Output every entry exactly, from the first line to the last.

--- DATA SECTION ---

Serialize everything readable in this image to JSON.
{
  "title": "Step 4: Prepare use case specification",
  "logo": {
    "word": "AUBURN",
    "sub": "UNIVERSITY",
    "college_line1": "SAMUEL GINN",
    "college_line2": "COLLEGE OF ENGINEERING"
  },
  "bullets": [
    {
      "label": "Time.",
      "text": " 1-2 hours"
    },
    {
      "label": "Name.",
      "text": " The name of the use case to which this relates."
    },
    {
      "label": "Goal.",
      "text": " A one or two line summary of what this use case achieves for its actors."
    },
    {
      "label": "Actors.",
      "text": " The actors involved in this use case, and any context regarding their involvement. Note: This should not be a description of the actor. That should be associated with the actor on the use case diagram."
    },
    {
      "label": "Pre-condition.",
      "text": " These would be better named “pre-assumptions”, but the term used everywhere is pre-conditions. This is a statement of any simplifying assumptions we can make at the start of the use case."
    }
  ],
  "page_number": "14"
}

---

▶ RESPONSE TO THIS TASK:
Serialize everything readable in this image to JSON.
{
  "title": "Step 4: Prepare use case specification",
  "logo": {
    "word": "AUBURN",
    "sub": "UNIVERSITY",
    "college_line1": "SAMUEL GINN",
    "college_line2": "COLLEGE OF ENGINEERING"
  },
  "bullets": [
    {
      "label": "Time.",
      "text": " 1-2 hours"
    },
    {
      "label": "Name.",
      "text": " The name of the use case to which this relates."
    },
    {
      "label": "Goal.",
      "text": " A one or two line summary of what this use case achieves for its actors."
    },
    {
      "label": "Actors.",
      "text": " The actors involved in this use case, and any context regarding their involvement. Note: This should not be a description of the actor. That should be associated with the actor on the use case diagram."
    },
    {
      "label": "Pre-condition.",
      "text": " These would be better named “pre-assumptions”, but the term used everywhere is pre-conditions. This is a statement of any simplifying assumptions we can make at the start of the use case."
    }
  ],
  "page_number": "14"
}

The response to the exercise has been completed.